The War of the Worlds

War of the Worlds: Upcoming BBC drama contributed to 19% surge in domestic UK high-end TV spend

A surge in domestic productions helped total spend on high-end TV in the UK push past £1bn for the first time in 2018.

British Film Institute (BFI) figures published today show that consolidated spend on shows costing more than £1m per hour rose by 4% to £1.1bn in 2018

A third of this spend - £378m – went on domestic productions, a 19% increase on 2017.

UK shows accounted for 55 of the 119 high-end TV titles produced in the UK last year.

Qualifying titles included the BBC’s Luther, The Cry, The War of the Worlds and The ABC Murders, ITV’s Torville and Dean and Channel 4 comedy Derry Girls.
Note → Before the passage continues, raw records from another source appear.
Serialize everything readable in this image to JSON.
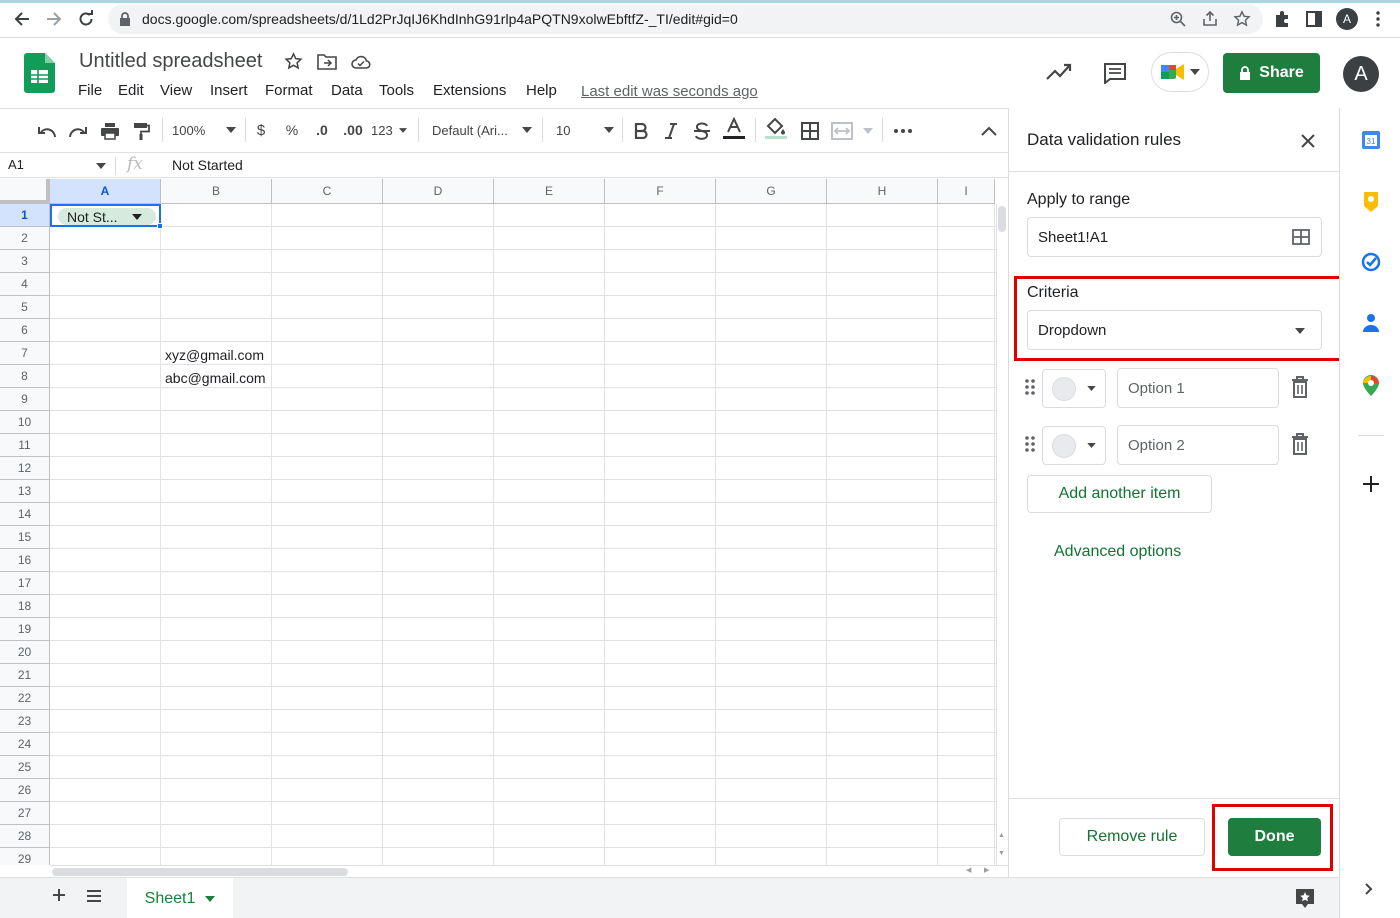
{
  "browser": {
    "url": "docs.google.com/spreadsheets/d/1Ld2PrJqIJ6KhdInhG91rlp4aPQTN9xolwEbftfZ-_TI/edit#gid=0",
    "profile_initial": "A"
  },
  "app": {
    "title": "Untitled spreadsheet",
    "menu": [
      "File",
      "Edit",
      "View",
      "Insert",
      "Format",
      "Data",
      "Tools",
      "Extensions",
      "Help"
    ],
    "last_edit": "Last edit was seconds ago",
    "share_label": "Share",
    "avatar_initial": "A",
    "brand_color": "#188038"
  },
  "toolbar": {
    "zoom": "100%",
    "currency": "$",
    "percent": "%",
    "decrease_decimal": ".0",
    "increase_decimal": ".00",
    "more_formats": "123",
    "font": "Default (Ari...",
    "font_size": "10"
  },
  "formula_bar": {
    "cell_ref": "A1",
    "fx": "fx",
    "content": "Not Started"
  },
  "grid": {
    "columns": [
      "A",
      "B",
      "C",
      "D",
      "E",
      "F",
      "G",
      "H",
      "I"
    ],
    "rows": [
      "1",
      "2",
      "3",
      "4",
      "5",
      "6",
      "7",
      "8",
      "9",
      "10",
      "11",
      "12",
      "13",
      "14",
      "15",
      "16",
      "17",
      "18",
      "19",
      "20",
      "21",
      "22",
      "23",
      "24",
      "25",
      "26",
      "27",
      "28",
      "29"
    ],
    "a1_chip": "Not St...",
    "b7": "xyz@gmail.com",
    "b8": "abc@gmail.com"
  },
  "sheet_tabs": {
    "active": "Sheet1"
  },
  "panel": {
    "title": "Data validation rules",
    "apply_label": "Apply to range",
    "range": "Sheet1!A1",
    "criteria_label": "Criteria",
    "criteria_value": "Dropdown",
    "options": [
      {
        "placeholder": "Option 1"
      },
      {
        "placeholder": "Option 2"
      }
    ],
    "add_item": "Add another item",
    "advanced": "Advanced options",
    "remove_rule": "Remove rule",
    "done": "Done",
    "highlight_color": "#e00000"
  }
}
Inward investment spend, on productions filmed here but substantially financed and controlled outside of the UK by international broadcasters and co-producers, stood at £794.5m, a 2% drop on 2017’s consolidated spend of £810.7m.

This included shows such as Left Bank’s Netflix series The Crown, House of Tomorrow’s Black Mirror, Bad Wolf’s BBC/HBO co-pro His Dark Materials and Hulu’s adaptation of Four Weddings and a Funeral.

Animation spend hit £39.6m, from 15 domestic UK productions such as Hey Duggee, Clangers and Bing, and five inward investments/co-productions.

Duggee-3

Hey Duggee: qualified for tax break

The BFI pointed out that more than other category, there is a significant time-lag with animation data. At a comparable point last year, 2017 spend stood at £54.1m, but later rose to £70.7m across 46 productions.

Combined with spend on 202 feature films, total spend on high-end production in the UK hit £3.1bn last year, a slight drop on 2017’s record £3.28bn.

BFI chief executive Amanda Nevill said: “In a time of seismic change, today’s figures prove that film and television are thriving, a vital creative industry that is outstripping other sectors. We remain one of the most in demand places in the world to create moving image content.

“The benefits are being felt UK-wide with production expanding in the nations and regions, boosting the economy, building skills, creating jobs and giving opportunities for people of all backgrounds to join our industry.”

ScreenSkills chief executive Seetha Kumar added: “The skilled workforce is one of the reasons why productions want to work in the UK. We are investing in training thousands of screen professionals - both bringing in new and more diverse recruits and boosting the skills of the existing workforce - to maintain our skills base and to meet industry needs.”